**Items from an interface collection**
────
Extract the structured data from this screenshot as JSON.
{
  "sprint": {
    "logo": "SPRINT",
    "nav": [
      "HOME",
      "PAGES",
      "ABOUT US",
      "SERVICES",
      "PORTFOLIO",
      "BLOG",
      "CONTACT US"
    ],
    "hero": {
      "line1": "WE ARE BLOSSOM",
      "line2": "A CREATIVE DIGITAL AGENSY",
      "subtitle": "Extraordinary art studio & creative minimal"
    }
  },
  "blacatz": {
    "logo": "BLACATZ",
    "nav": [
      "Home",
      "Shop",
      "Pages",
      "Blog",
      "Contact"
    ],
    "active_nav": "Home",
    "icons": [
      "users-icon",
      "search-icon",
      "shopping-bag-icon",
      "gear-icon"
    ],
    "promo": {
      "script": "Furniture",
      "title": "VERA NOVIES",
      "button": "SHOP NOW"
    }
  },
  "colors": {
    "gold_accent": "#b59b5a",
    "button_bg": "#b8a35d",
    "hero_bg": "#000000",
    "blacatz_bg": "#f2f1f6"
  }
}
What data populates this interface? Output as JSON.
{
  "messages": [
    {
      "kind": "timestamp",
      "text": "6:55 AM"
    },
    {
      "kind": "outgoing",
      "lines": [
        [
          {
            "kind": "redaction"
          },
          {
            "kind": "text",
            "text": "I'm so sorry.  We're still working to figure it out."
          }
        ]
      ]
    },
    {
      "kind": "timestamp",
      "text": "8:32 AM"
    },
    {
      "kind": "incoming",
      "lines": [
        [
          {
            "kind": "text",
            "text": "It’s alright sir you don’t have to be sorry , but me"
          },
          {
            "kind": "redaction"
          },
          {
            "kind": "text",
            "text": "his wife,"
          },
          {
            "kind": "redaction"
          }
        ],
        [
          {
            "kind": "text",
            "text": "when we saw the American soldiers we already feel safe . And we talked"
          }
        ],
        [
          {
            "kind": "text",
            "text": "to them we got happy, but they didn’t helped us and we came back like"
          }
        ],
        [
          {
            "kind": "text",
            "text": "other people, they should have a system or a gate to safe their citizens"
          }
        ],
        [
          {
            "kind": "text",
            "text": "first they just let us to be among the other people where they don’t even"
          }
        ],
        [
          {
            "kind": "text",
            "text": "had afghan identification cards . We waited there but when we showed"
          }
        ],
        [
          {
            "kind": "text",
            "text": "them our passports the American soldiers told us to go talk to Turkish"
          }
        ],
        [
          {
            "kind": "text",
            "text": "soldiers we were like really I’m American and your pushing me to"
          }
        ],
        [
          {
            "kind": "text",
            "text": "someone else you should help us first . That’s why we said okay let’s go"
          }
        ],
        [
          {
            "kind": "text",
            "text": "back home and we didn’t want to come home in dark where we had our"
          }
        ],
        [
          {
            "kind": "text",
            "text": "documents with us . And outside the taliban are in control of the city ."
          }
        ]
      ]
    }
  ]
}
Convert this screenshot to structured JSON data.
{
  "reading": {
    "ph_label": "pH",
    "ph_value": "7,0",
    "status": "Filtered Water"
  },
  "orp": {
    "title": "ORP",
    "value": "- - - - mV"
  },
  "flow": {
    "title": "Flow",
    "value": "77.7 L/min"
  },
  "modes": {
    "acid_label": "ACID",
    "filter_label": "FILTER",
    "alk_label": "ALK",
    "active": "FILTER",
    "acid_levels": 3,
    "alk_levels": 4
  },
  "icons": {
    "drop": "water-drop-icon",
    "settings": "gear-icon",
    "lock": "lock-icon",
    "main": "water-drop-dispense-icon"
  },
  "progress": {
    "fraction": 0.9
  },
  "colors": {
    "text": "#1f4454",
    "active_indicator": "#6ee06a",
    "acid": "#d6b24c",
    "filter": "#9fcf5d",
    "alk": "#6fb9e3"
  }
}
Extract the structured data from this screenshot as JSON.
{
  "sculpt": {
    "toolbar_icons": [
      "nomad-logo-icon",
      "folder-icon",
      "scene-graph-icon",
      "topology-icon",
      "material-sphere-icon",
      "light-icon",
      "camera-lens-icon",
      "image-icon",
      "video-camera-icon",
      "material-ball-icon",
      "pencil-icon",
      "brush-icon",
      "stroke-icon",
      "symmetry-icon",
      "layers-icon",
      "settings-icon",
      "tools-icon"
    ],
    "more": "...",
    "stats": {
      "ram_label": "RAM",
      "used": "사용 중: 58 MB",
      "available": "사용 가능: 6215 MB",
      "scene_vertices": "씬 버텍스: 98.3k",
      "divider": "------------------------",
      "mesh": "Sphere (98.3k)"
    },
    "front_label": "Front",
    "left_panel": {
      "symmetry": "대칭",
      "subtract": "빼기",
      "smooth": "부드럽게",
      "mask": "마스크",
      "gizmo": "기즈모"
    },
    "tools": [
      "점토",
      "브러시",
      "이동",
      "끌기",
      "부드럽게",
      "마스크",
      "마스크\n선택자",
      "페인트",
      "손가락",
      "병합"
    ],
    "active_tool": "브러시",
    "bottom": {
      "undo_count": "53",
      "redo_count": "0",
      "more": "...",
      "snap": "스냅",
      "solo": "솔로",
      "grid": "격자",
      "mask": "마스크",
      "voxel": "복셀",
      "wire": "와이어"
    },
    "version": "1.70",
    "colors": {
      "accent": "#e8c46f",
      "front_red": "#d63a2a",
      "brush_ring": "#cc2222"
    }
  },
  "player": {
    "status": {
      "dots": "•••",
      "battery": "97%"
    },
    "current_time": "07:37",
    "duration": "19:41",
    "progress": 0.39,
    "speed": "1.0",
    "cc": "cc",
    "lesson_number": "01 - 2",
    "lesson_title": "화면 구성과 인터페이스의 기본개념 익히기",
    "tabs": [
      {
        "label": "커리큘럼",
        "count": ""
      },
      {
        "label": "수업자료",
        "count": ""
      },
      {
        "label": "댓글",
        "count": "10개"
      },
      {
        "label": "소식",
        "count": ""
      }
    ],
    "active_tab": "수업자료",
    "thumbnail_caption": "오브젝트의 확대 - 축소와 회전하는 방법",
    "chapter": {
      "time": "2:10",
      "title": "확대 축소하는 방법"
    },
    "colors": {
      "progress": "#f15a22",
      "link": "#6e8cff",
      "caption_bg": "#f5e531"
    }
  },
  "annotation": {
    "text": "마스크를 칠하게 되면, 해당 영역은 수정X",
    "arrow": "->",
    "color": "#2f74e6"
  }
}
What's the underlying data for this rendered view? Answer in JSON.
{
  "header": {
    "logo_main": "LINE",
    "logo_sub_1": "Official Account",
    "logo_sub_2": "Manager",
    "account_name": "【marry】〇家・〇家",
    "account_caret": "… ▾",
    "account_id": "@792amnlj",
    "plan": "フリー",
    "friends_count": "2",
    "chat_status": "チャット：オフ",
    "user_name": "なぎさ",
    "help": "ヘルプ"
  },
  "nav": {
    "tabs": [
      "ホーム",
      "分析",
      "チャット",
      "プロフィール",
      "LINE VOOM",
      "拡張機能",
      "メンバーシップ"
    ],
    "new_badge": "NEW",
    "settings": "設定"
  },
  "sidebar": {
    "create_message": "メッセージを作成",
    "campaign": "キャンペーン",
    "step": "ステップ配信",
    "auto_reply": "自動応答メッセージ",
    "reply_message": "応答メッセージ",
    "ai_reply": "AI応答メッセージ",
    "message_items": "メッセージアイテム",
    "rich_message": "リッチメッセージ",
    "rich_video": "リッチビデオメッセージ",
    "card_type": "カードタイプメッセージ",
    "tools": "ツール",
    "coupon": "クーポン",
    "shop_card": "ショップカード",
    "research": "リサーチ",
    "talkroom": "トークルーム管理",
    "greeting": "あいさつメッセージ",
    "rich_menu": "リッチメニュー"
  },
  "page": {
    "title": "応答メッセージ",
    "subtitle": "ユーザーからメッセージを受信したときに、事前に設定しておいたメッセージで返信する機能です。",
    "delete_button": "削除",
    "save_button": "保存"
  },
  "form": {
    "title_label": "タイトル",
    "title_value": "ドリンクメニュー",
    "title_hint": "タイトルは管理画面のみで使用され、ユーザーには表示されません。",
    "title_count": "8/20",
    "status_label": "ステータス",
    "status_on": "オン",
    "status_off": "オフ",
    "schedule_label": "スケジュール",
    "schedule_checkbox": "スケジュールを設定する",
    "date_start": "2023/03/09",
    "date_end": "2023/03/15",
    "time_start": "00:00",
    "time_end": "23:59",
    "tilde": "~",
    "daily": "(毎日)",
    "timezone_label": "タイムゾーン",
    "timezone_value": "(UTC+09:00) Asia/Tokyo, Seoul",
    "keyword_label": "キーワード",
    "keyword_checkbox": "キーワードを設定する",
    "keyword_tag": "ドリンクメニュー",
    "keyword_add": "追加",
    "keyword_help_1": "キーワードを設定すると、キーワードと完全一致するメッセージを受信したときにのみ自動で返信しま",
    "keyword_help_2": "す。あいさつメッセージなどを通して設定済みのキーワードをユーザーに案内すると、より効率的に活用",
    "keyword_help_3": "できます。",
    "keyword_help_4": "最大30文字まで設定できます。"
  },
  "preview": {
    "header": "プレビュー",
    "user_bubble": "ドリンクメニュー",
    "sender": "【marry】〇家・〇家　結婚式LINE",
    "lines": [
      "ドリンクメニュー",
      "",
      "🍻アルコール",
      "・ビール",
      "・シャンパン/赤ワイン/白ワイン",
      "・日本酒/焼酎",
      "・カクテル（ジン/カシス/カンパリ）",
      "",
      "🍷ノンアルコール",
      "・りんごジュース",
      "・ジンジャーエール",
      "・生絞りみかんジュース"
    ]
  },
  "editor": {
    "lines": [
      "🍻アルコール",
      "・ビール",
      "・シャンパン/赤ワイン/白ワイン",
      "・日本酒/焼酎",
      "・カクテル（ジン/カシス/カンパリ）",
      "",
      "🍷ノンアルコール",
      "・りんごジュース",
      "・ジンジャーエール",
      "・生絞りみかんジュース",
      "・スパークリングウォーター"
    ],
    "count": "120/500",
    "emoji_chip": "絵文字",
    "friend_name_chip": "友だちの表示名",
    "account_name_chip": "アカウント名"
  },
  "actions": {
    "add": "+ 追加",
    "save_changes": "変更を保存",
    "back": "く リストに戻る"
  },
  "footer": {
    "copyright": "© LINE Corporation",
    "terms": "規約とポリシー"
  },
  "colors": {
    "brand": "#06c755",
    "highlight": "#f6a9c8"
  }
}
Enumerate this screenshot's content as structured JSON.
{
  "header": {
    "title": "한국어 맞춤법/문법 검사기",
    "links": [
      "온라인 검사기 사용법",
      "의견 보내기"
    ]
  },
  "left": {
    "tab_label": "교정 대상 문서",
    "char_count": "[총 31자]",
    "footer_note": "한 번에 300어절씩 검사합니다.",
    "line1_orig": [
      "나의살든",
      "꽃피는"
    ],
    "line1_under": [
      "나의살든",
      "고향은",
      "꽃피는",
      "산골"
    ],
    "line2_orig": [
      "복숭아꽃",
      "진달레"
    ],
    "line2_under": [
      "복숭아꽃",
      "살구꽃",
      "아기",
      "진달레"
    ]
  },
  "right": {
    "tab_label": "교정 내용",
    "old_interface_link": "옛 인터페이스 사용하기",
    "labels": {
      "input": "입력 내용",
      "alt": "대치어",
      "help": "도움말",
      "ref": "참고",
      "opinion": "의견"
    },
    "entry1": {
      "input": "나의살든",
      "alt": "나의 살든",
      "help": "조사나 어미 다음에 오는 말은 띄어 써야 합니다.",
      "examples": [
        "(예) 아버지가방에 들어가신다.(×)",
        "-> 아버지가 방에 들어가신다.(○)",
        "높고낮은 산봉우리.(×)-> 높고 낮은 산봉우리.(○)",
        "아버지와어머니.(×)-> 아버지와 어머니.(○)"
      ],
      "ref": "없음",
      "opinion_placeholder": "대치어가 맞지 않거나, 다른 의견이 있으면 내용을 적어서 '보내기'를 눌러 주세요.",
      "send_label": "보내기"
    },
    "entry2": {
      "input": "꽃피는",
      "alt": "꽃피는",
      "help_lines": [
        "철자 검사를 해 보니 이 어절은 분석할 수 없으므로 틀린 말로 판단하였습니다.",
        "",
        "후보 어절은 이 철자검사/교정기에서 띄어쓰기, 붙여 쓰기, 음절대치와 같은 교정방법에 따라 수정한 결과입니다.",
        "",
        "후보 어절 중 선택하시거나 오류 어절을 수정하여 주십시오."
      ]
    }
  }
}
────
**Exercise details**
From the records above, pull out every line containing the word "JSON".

**Response area**
Extract the structured data from this screenshot as JSON.
What data populates this interface? Output as JSON.
Convert this screenshot to structured JSON data.
Extract the structured data from this screenshot as JSON.
What's the underlying data for this rendered view? Answer in JSON.
Enumerate this screenshot's content as structured JSON.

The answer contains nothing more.